And yet, and yet. Berman is such a delightful games player, and has devised so many ingenious ones, that I can’t help hoping that part of his light isn’t forever extinguished. It’s certainly true that there have been times in Berman’s past—the weaker songs on Lookout Mountain, for instance—when whimsy had too much control and became a time waster. But there are other songwriters who excel at emotional reportage, while only a precious few can add Berman’s type of mysterious alchemy. Given all that he’s been through in recent years, it makes sense that it was time, at 52, for Berman to offer more of a frank and raw self-portrait than the witty one he drew at 28, in one of his finest poems. Both song by song and cumulatively, the power of Purple Mountains seldom ebbs: As he sings off the top, “A setback can be a setup/ For a comeback, if you don’t let up.” But now that his momentum has returned, I’d prefer to imagine that in the future, Purple Mountains will be recalled more as a one-time distinctive personal testament, in the mode of John Lennon’s Plastic Ono Band or Springsteen’s Tunnel of Love, rather than as Berman’s new normal. Berman has reported that, uncharacteristically, he’s carried on writing since finishing the album—for the Fourth of July, he posted a striking, subtly political, but also near-Dickinsonian short poem, or perhaps new song lyric.
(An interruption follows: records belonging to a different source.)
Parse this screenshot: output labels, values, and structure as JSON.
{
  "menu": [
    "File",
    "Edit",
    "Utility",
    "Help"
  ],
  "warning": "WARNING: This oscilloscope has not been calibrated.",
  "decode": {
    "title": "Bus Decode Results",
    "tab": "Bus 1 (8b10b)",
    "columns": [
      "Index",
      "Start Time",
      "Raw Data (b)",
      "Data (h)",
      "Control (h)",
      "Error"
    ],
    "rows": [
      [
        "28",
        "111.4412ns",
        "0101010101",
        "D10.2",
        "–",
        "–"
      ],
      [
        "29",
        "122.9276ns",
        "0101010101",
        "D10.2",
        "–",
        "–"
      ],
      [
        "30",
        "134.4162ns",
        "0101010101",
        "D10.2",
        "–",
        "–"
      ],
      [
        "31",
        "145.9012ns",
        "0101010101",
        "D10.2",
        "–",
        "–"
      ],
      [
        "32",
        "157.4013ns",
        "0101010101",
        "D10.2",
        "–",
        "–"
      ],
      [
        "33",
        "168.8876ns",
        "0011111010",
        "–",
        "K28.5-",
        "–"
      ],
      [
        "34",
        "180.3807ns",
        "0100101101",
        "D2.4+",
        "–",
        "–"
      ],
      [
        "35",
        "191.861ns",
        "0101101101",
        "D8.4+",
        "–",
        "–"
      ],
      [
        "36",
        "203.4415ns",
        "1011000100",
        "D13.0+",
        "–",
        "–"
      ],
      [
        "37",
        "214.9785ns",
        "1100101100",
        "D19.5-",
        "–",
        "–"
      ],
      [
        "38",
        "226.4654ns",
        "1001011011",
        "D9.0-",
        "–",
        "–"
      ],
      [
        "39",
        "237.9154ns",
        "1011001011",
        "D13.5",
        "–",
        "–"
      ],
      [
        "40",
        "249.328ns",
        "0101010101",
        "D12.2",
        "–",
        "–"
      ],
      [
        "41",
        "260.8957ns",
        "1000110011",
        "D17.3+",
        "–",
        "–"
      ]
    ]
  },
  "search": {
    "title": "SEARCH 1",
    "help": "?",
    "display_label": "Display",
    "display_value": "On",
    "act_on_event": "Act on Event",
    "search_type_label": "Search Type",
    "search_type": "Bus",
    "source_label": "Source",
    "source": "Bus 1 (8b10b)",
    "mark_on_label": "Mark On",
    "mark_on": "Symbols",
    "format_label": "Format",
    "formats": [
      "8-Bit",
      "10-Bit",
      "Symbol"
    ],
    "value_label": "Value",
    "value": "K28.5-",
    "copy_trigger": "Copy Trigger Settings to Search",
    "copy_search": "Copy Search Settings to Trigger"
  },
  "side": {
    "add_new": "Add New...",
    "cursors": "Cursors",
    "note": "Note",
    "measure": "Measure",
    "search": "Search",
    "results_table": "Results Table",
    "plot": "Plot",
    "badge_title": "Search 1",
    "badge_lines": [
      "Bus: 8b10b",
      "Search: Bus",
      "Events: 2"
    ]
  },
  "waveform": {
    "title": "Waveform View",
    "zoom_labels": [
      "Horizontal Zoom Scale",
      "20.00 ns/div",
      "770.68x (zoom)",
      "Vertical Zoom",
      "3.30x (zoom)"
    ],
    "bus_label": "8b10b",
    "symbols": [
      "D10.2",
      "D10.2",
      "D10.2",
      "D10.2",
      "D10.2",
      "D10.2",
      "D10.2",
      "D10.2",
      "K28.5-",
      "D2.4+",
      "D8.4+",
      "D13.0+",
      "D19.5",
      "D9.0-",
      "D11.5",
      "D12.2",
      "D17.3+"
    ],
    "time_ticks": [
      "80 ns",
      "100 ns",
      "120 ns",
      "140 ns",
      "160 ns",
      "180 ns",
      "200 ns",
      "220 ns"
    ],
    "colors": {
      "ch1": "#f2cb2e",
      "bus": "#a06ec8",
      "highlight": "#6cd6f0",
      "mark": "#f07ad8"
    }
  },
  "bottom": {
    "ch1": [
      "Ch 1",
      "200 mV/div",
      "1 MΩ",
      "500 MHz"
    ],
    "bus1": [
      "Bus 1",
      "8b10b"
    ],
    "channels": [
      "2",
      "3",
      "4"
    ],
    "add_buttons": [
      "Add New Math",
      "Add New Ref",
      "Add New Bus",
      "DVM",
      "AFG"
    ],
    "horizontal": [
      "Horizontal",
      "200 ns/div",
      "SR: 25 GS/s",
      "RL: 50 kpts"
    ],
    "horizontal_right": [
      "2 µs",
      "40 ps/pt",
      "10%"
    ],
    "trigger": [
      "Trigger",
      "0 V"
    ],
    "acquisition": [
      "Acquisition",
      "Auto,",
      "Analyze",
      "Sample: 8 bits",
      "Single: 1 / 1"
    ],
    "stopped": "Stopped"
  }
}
Perhaps the years off he spent fixating on right-wing malfeasance will yield something unpredictable yet.

But that’s me coming down with storyline fever again, trying to anticipate the next turn in the tale. What’s certain about Purple Mountains is that Berman can rest assured that his powers have not deserted him yet. It’s a record for anyone whose hopes feel recently ravaged, which in 2019 may be a plurality of humanity. And as art goes, it executes its magic with a remarkable minimum of delusion.

Purple Mountains album cover
Drag City

Purple Mountains

The new album from Purple Mountains